I agree 100% with akannan's assessment. Hughes is definitely better known (including more widely read and taught) in most circles than Richard Wright. The answer to you question, of course, probably comes down to how you define "success." Is "success" the same as "well known"? Or do you have other criteria in mind? Similarly, if you look at poetry alone, Hughes wins hands down, but if you focus on prose, including book-length works and essays, and if you survey people who are very familiar with the full range of African American writing, I think that you'll find that Wright may be seen as slightly more influential among that group of readers.
This is going to be subjective. I think a case can be made for either being successful, or both representing different aspects of the same end on the successful spectrum. I also think it might come down to a matter of personal preference. I think that Hughes is probably more recognized than Wright. This is not reflective of anything else than public appeal. Hughes focused his works primarily on the Black predicament in America of the time.

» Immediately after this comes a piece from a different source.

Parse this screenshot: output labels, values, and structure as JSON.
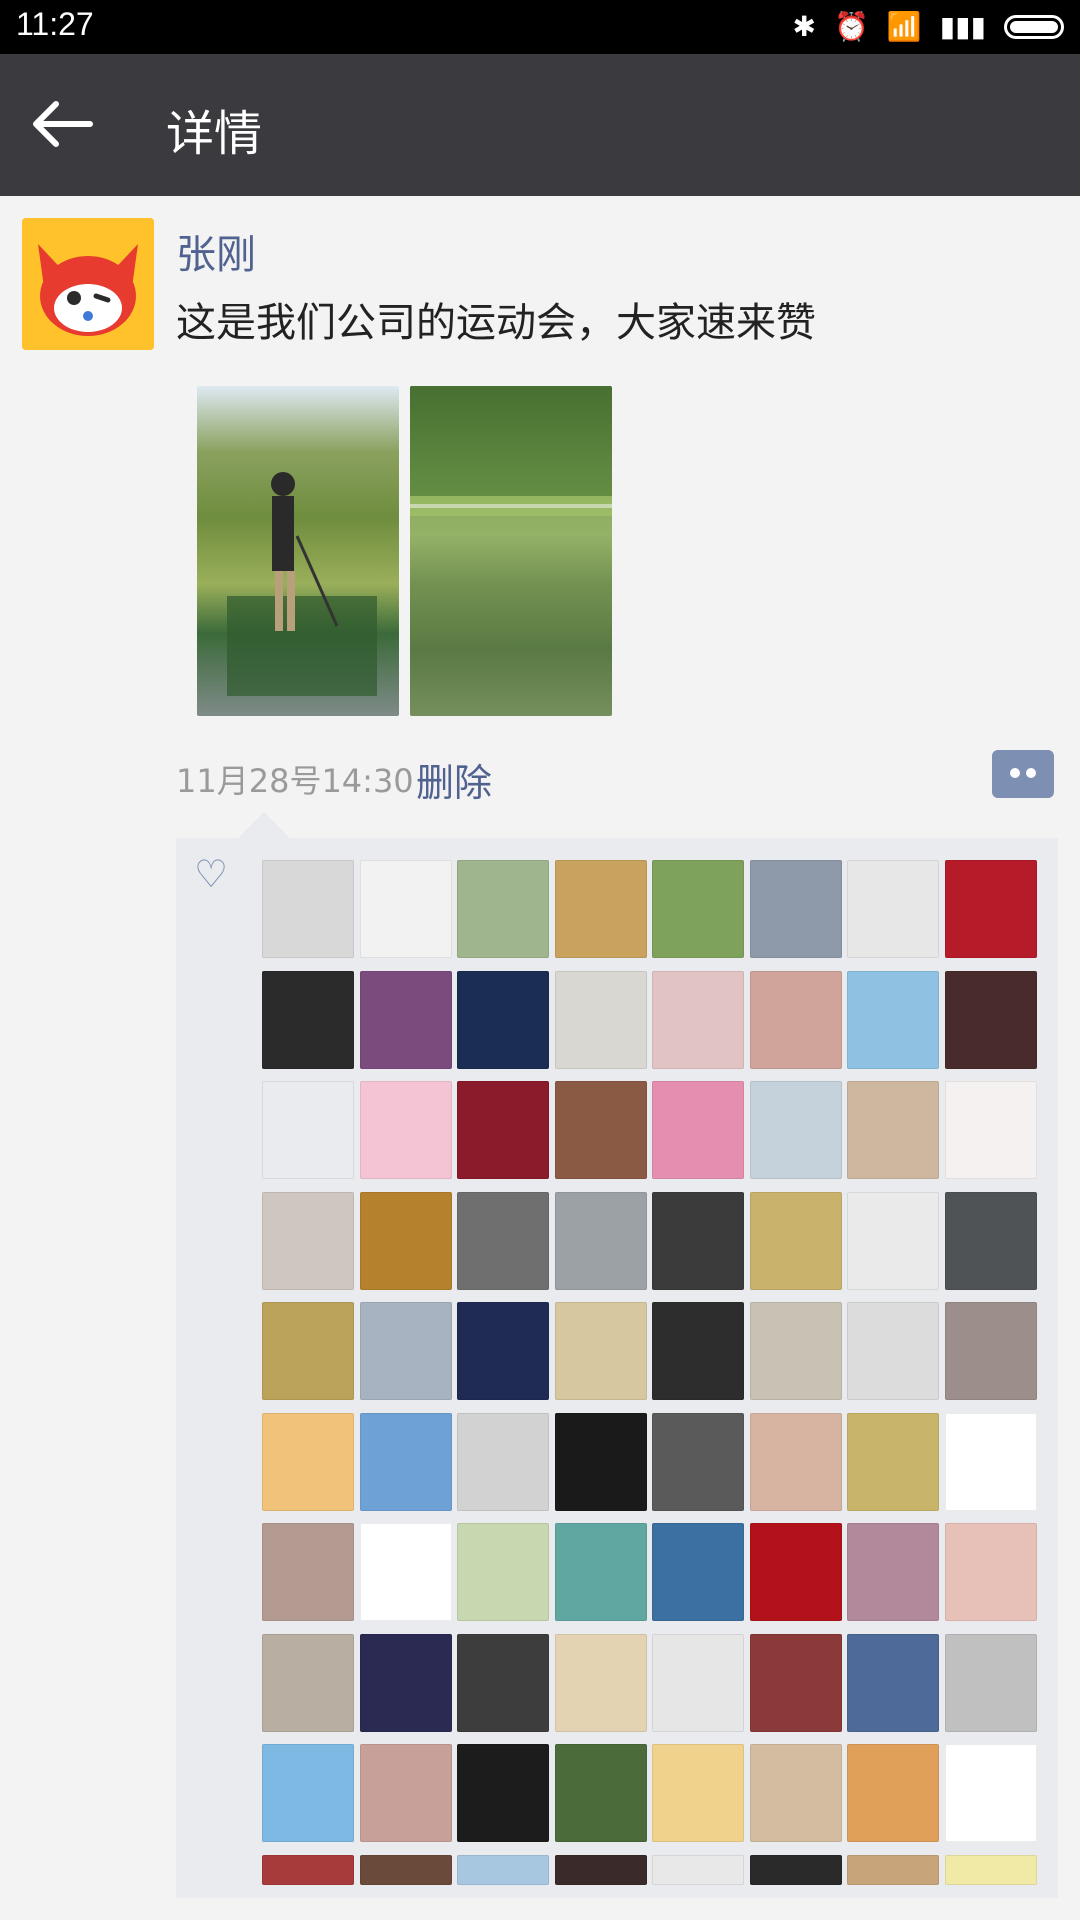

His contemporary, Wright, took the same predicament but also sought to inject a definitive element of class and intellectual understanding of class based conditions into his rendering. I think that Americans, who have always not fully been able to articulate class based conditions and contexts with the greatest amount of ease in vocabulary, found Hughes work easier to understand because it primarily dealt with race and racial conditions. Black Americans could identify with this on an immediate level, and Hughes' skill and mastery allowed many White Americans to understand this, as well. Wright took the same ideas, but injected the struggle of the working man into this dialogue. His travels to Europe and strong alignment with European thinkers who advocated existentialism, class based identity, as well as the different schisms in the proletariat retelling might have caused Wright's message to be obscured a bit. I think that for this reason, Hughes is probably better known than Wright. Yet, in no way should this be meant to say that one is better than another. I think that both writers are supreme thinkers and challenge the conception of what is and allow us to envision what can be.
What an interesting, although clearly a purely academic, question. Are these two authors compared merely because they were both black? That seems a weak basis for comparison.
However, just as a parlor game, I believe that Hughes, because he specialized in shorter works, is more influential because he has been more widely anthologized for younger students. Therefore, most Americans are exposed to him some time from grades 1-12. Some works that appear in almost every schoolchild's life are "Thank You, Ma'am," "I, too, Sing America," "Mother to Son," and "Theme for English B." Wright's work is read in some , by no means all, high school classes. In terms of quality, Hughes was uneven, I believe, compared to Wright, whose stern prose is consistently briliant.